Data excerpts:
Content starts

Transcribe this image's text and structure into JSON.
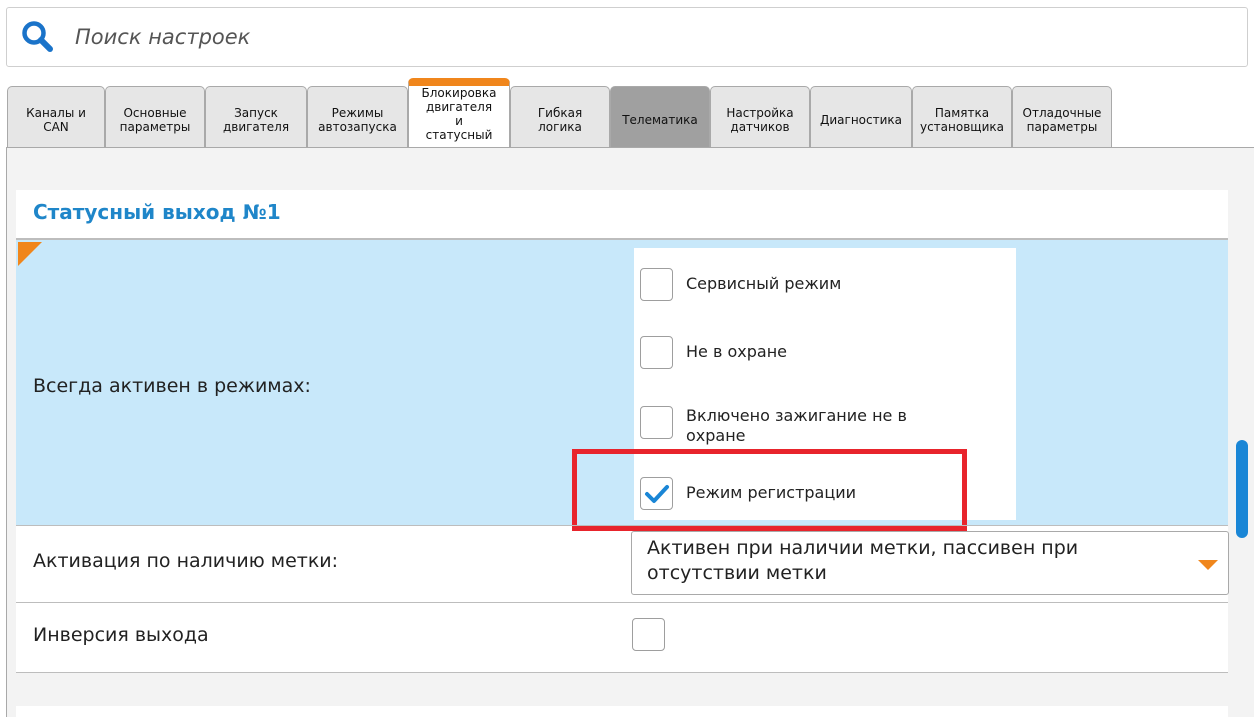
{
  "search": {
    "placeholder": "Поиск настроек",
    "icon": "search-icon"
  },
  "tabs": [
    {
      "label": "Каналы и\nCAN",
      "state": "normal"
    },
    {
      "label": "Основные\nпараметры",
      "state": "normal"
    },
    {
      "label": "Запуск\nдвигателя",
      "state": "normal"
    },
    {
      "label": "Режимы\nавтозапуска",
      "state": "normal"
    },
    {
      "label": "Блокировка\nдвигателя\nи\nстатусный",
      "state": "active"
    },
    {
      "label": "Гибкая\nлогика",
      "state": "normal"
    },
    {
      "label": "Телематика",
      "state": "grey"
    },
    {
      "label": "Настройка\nдатчиков",
      "state": "normal"
    },
    {
      "label": "Диагностика",
      "state": "normal"
    },
    {
      "label": "Памятка\nустановщика",
      "state": "normal"
    },
    {
      "label": "Отладочные\nпараметры",
      "state": "normal"
    }
  ],
  "section": {
    "title": "Статусный выход №1",
    "always_active": {
      "label": "Всегда активен в режимах:",
      "options": [
        {
          "label": "Сервисный режим",
          "checked": false
        },
        {
          "label": "Не в охране",
          "checked": false
        },
        {
          "label": "Включено зажигание не в охране",
          "checked": false
        },
        {
          "label": "Режим регистрации",
          "checked": true
        }
      ]
    },
    "tag_activation": {
      "label": "Активация по наличию метки:",
      "selected": "Активен при наличии метки, пассивен при отсутствии метки"
    },
    "output_inversion": {
      "label": "Инверсия выхода",
      "checked": false
    }
  },
  "colors": {
    "accent_orange": "#f0861c",
    "title_blue": "#1f86c9",
    "highlight_row": "#c8e8fa",
    "annotation_red": "#e8242c",
    "scroll_thumb": "#1a86d6",
    "check_blue": "#1a86d6"
  }
}
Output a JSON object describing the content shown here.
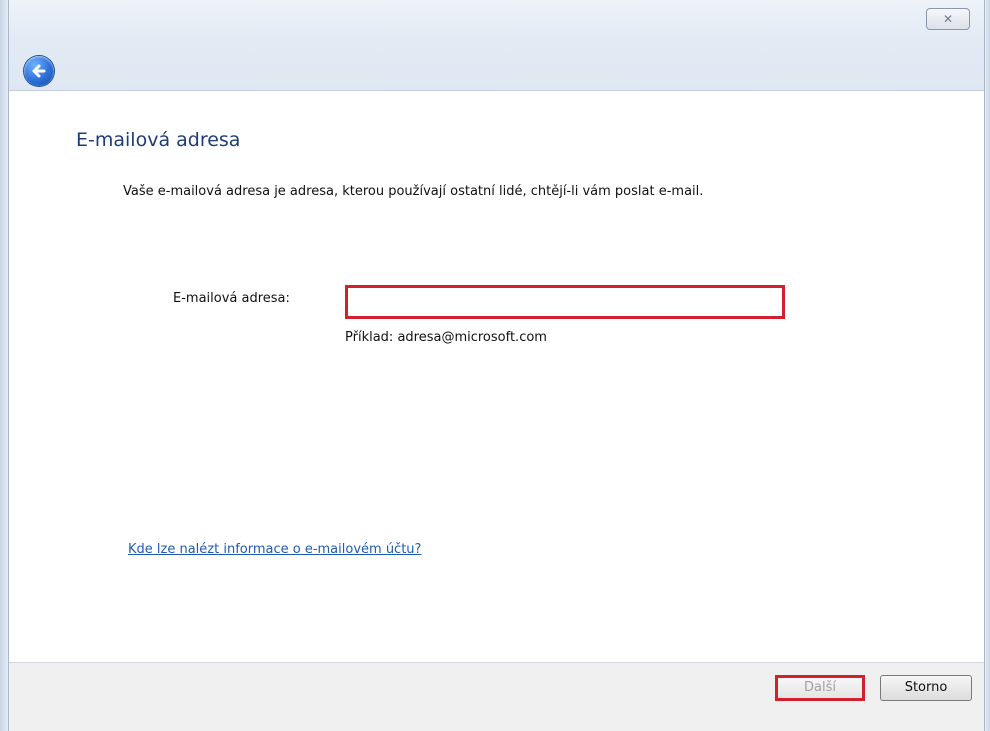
{
  "window": {
    "close_symbol": "✕"
  },
  "page": {
    "title": "E-mailová adresa",
    "description": "Vaše e-mailová adresa je adresa, kterou používají ostatní lidé, chtějí-li vám poslat e-mail."
  },
  "form": {
    "email_label": "E-mailová adresa:",
    "email_value": "",
    "example": "Příklad: adresa@microsoft.com"
  },
  "help_link": "Kde lze nalézt informace o e-mailovém účtu?",
  "buttons": {
    "next": "Další",
    "cancel": "Storno"
  },
  "colors": {
    "highlight": "#d3202f",
    "title": "#1e3c78",
    "link": "#1f5bb5"
  },
  "icons": {
    "back": "back-arrow-icon",
    "close": "close-icon"
  }
}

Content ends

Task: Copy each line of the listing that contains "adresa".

Completed exercise:
    "title": "E-mailová adresa",
    "description": "Vaše e-mailová adresa je adresa, kterou používají ostatní lidé, chtějí-li vám poslat e-mail."
    "email_label": "E-mailová adresa:",
    "example": "Příklad: adresa@microsoft.com"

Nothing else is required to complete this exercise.